Caddo Ceramic Sherd Assemblages From Sites In Smith County, Texas, Timothy K. Perttula Jan 2021

Caddo Ceramic Sherd Assemblages From Sites In Smith County, Texas, Timothy K. Perttula

Index of Texas Archaeology: Open Access Gray Literature from the Lone Star State

The analysis herein of ancestral Caddo ceramic assemblages from sites in Smith County, Texas is a companion piece to the analysis of numerous ceramic collections at the Texas Archeological Research Laboratory at The University of Texas at Austin (TARL) from sites in Gregg and Wood counties, Texas. The Smith County collections were obtained in the 1930s and early 1940s by Jack Hughes, then an East Texas resident, but later a legendary Texas Panhandle archaeologist.

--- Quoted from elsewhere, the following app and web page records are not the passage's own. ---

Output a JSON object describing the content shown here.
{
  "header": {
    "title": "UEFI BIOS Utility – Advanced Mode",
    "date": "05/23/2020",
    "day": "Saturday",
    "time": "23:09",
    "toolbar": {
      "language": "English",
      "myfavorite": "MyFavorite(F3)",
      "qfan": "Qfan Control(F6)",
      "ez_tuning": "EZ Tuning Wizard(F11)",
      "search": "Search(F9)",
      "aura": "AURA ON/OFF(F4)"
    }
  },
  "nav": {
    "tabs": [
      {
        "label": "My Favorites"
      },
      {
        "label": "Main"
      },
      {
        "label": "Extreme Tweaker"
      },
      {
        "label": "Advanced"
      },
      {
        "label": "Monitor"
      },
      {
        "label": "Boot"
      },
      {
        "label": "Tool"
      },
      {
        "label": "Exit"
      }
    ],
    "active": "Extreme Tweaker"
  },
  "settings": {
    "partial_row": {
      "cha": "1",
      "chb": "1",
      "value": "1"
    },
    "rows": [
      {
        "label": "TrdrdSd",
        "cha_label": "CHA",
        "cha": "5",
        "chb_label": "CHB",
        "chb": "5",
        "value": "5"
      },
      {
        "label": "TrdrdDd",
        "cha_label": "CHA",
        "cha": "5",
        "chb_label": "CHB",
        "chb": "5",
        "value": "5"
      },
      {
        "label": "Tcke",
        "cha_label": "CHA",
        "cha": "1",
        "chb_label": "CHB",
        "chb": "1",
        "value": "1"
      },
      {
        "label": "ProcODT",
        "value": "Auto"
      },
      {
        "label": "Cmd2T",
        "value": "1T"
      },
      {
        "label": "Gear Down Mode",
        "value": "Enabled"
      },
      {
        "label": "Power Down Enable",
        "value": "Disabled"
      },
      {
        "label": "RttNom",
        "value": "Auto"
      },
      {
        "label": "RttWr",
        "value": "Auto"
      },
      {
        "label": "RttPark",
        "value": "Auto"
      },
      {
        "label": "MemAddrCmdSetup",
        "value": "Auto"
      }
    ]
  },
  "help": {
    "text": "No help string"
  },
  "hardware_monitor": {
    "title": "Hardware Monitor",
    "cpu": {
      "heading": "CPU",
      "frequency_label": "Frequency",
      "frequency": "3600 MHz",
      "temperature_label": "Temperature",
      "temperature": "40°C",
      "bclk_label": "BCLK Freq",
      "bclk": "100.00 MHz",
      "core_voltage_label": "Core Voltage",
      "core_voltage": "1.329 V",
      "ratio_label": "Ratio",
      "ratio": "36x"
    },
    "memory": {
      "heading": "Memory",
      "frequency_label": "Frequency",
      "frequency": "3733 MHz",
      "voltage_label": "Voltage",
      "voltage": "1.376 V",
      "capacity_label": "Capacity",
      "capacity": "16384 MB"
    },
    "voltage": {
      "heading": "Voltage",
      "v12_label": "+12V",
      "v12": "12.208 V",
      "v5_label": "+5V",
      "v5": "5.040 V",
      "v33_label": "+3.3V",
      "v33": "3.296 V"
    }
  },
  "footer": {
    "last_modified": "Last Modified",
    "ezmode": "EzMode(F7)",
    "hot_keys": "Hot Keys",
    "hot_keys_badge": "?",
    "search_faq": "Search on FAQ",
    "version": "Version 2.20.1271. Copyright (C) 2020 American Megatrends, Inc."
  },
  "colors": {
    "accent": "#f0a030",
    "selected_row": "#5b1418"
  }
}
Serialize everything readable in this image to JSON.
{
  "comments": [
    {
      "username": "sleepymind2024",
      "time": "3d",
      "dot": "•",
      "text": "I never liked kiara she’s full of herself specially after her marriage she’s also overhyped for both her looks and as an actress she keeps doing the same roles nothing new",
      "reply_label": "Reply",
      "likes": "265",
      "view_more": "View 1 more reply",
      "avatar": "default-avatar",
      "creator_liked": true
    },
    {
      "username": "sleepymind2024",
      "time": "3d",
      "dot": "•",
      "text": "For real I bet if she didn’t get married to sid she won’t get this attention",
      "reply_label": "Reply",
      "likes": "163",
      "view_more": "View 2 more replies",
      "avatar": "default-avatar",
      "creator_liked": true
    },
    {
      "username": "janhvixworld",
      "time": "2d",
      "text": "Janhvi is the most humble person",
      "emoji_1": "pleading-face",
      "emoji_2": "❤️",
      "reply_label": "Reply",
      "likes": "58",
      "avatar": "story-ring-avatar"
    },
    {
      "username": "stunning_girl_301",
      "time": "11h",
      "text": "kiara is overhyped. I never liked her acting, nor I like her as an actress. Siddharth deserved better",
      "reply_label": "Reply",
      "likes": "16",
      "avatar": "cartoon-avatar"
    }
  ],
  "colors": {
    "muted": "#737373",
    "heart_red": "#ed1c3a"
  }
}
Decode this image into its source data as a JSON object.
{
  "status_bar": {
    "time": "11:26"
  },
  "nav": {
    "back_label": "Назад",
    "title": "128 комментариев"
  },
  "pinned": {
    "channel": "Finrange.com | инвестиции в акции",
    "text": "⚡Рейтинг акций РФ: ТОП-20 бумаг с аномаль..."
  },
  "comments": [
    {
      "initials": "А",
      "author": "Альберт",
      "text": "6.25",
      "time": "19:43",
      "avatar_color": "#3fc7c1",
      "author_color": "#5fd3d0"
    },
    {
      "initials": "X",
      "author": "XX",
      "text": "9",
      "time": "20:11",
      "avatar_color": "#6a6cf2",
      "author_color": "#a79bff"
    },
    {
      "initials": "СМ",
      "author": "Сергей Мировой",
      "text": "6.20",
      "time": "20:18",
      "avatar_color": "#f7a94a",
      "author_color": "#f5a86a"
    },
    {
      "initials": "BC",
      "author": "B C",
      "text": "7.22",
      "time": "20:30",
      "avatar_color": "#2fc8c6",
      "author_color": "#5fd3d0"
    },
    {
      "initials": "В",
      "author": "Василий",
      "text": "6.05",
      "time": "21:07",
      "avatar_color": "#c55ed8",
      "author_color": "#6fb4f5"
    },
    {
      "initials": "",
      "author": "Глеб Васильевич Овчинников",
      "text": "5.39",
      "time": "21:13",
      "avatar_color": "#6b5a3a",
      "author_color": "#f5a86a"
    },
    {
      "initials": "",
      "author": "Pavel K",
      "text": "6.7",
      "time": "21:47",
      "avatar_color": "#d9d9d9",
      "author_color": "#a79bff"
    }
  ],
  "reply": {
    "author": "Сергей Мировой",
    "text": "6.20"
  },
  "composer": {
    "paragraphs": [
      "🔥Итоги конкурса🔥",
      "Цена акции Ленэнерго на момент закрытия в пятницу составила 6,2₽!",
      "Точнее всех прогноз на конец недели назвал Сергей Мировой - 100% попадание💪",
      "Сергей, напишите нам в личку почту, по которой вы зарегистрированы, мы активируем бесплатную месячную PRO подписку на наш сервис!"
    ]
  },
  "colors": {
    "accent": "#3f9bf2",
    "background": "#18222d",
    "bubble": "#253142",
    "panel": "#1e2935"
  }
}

Ancestral Caddo Ceramics From 41wd9, 41wd14, And 41wd15, Wood County, Texas, Timothy K. Perttula Jan 2021

Ancestral Caddo Ceramics From 41wd9, 41wd14, And 41wd15, Wood County, Texas, Timothy K. Perttula

Index of Texas Archaeology: Open Access Gray Literature from the Lone Star State

Earlier in 2020, Perttula published an analysis of 1010+ ancestral Caddo ceramic vessel sherds from five Wood County sites held in the Texas Archeological Research Laboratory, The University of Texas at Austin (TARL). Three of the sites were in the Lake Fork Creek basin, one was in the Big Cypress Creek basin, and the fifth site was on Li ttle Sandy Creek in the Sabine River basin. This article continues with the analysis of three other small Caddo ceramic vessel sherd assemblages from the J. O. McCreight (41WD9), B. F. Cathey (41WD14), and T. U. Shirley (41WD15) sites.